* [ABOUT THIS TASK] If an entry holds a picture, leave the picture out and copy the rest exactly.
======== SUPPLIED MATERIAL ========
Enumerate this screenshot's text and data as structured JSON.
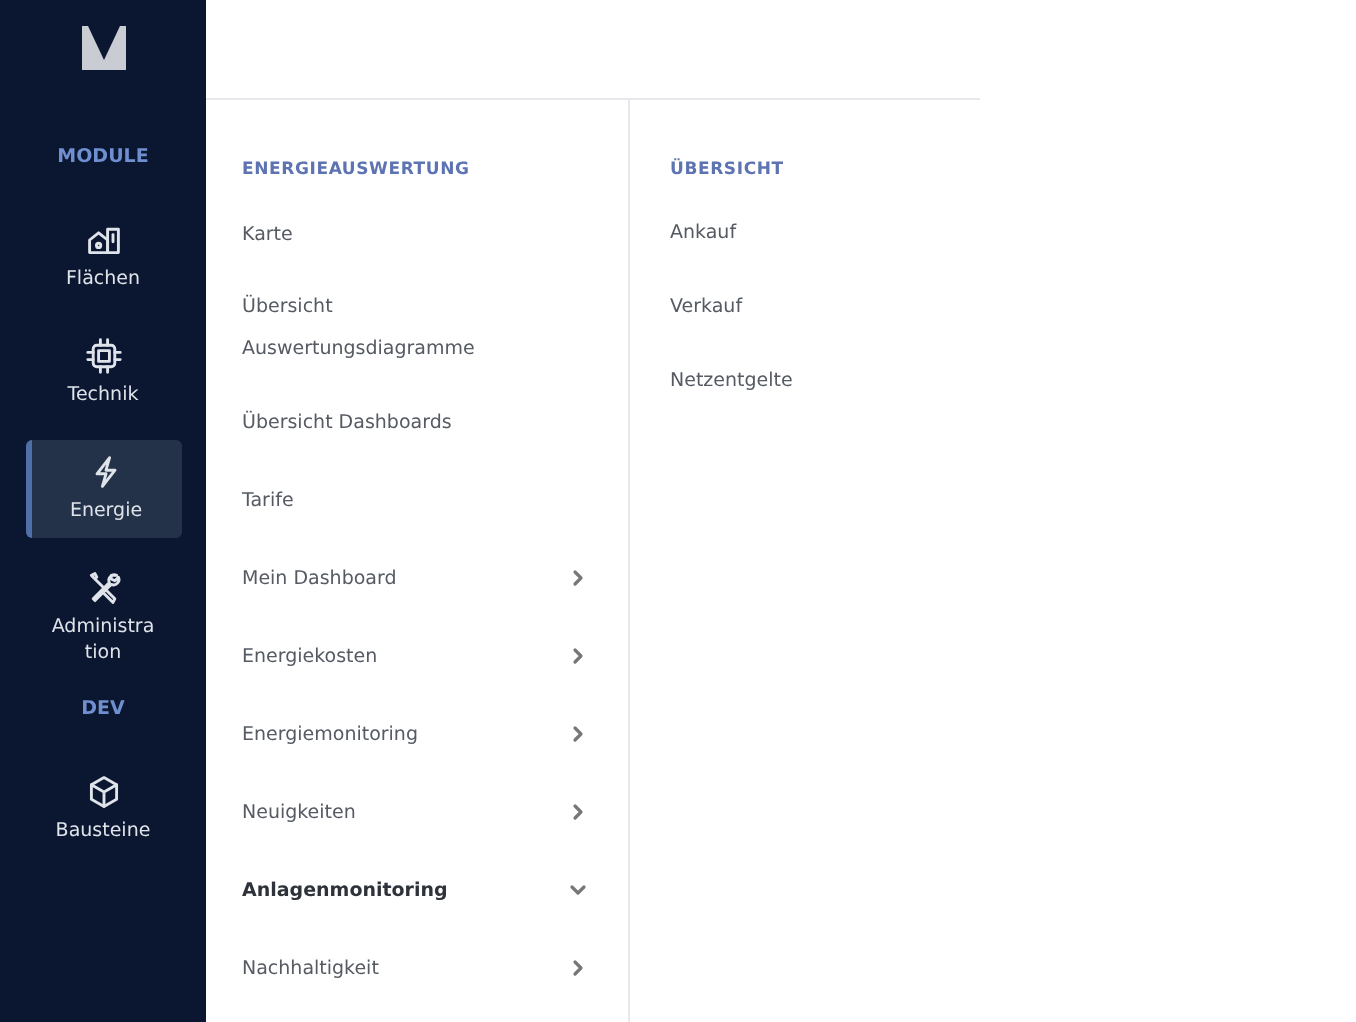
{
  "sidebar": {
    "items": [
      {
        "kind": "section",
        "label": "MODULE"
      },
      {
        "kind": "nav",
        "label": "Flächen",
        "selected": false
      },
      {
        "kind": "nav",
        "label": "Technik",
        "selected": false
      },
      {
        "kind": "nav",
        "label": "Energie",
        "selected": true
      },
      {
        "kind": "nav",
        "label": "Administra\ntion",
        "selected": false
      },
      {
        "kind": "section",
        "label": "DEV"
      },
      {
        "kind": "nav",
        "label": "Bausteine",
        "selected": false
      }
    ]
  },
  "menu": {
    "title": "ENERGIEAUSWERTUNG",
    "items": [
      {
        "kind": "link",
        "label": "Karte"
      },
      {
        "kind": "link",
        "label": "Übersicht\nAuswertungsdiagramme"
      },
      {
        "kind": "link",
        "label": "Übersicht Dashboards"
      },
      {
        "kind": "link",
        "label": "Tarife"
      },
      {
        "kind": "group",
        "label": "Mein Dashboard",
        "expanded": false
      },
      {
        "kind": "group",
        "label": "Energiekosten",
        "expanded": false
      },
      {
        "kind": "group",
        "label": "Energiemonitoring",
        "expanded": false
      },
      {
        "kind": "group",
        "label": "Neuigkeiten",
        "expanded": false
      },
      {
        "kind": "group",
        "label": "Anlagenmonitoring",
        "expanded": true
      },
      {
        "kind": "group",
        "label": "Nachhaltigkeit",
        "expanded": false
      }
    ]
  },
  "submenu": {
    "title": "ÜBERSICHT",
    "items": [
      "Ankauf",
      "Verkauf",
      "Netzentgelte"
    ]
  }
}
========
* [FINISHED EXERCISE]
Enumerate this screenshot's text and data as structured JSON.
{
  "sidebar": {
    "items": [
      {
        "kind": "section",
        "label": "MODULE"
      },
      {
        "kind": "nav",
        "label": "Flächen",
        "selected": false
      },
      {
        "kind": "nav",
        "label": "Technik",
        "selected": false
      },
      {
        "kind": "nav",
        "label": "Energie",
        "selected": true
      },
      {
        "kind": "nav",
        "label": "Administra\ntion",
        "selected": false
      },
      {
        "kind": "section",
        "label": "DEV"
      },
      {
        "kind": "nav",
        "label": "Bausteine",
        "selected": false
      }
    ]
  },
  "menu": {
    "title": "ENERGIEAUSWERTUNG",
    "items": [
      {
        "kind": "link",
        "label": "Karte"
      },
      {
        "kind": "link",
        "label": "Übersicht\nAuswertungsdiagramme"
      },
      {
        "kind": "link",
        "label": "Übersicht Dashboards"
      },
      {
        "kind": "link",
        "label": "Tarife"
      },
      {
        "kind": "group",
        "label": "Mein Dashboard",
        "expanded": false
      },
      {
        "kind": "group",
        "label": "Energiekosten",
        "expanded": false
      },
      {
        "kind": "group",
        "label": "Energiemonitoring",
        "expanded": false
      },
      {
        "kind": "group",
        "label": "Neuigkeiten",
        "expanded": false
      },
      {
        "kind": "group",
        "label": "Anlagenmonitoring",
        "expanded": true
      },
      {
        "kind": "group",
        "label": "Nachhaltigkeit",
        "expanded": false
      }
    ]
  },
  "submenu": {
    "title": "ÜBERSICHT",
    "items": [
      "Ankauf",
      "Verkauf",
      "Netzentgelte"
    ]
  }
}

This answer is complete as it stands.